• _The task_: Going through the listing below, tally the lines that contain the word "JSON" and give only that figure.

• _Material provided_:

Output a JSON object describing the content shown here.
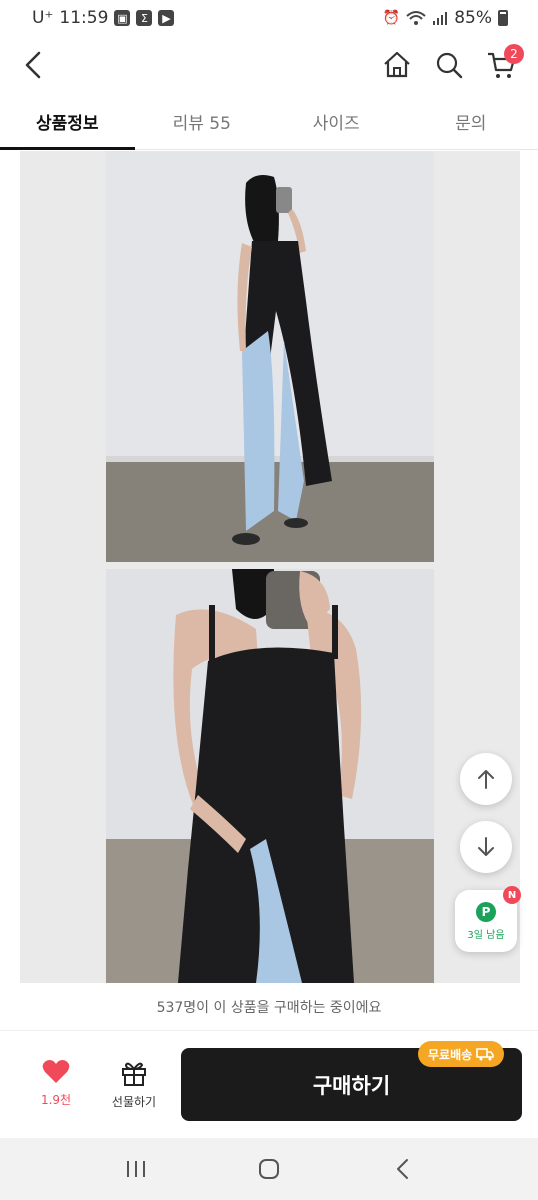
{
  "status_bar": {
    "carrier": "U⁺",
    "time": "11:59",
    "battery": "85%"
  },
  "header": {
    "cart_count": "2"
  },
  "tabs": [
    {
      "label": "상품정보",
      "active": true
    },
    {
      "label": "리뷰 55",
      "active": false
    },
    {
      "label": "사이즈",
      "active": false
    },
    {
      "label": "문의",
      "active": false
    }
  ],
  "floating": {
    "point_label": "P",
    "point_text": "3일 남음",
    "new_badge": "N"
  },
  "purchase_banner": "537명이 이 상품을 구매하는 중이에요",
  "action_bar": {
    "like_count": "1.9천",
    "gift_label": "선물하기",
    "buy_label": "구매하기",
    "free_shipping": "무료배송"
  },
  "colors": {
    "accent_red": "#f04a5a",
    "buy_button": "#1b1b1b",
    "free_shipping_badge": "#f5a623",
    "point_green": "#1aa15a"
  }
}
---
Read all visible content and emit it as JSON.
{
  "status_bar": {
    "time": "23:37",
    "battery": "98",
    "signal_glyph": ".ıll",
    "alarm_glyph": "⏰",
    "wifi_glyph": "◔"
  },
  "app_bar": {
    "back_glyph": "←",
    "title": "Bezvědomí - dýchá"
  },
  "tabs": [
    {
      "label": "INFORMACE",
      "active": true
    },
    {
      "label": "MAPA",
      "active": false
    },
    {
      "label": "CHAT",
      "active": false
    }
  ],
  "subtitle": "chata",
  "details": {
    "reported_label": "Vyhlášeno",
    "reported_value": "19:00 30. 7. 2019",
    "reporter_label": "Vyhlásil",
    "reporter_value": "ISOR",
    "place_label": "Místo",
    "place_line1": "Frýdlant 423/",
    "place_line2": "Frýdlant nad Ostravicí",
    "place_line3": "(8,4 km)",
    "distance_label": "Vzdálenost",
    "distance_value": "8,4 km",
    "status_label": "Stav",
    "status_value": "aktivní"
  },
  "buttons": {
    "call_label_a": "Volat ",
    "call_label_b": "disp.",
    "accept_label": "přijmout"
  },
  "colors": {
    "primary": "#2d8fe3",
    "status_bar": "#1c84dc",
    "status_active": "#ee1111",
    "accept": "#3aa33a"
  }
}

• _Output of the exercise_: 2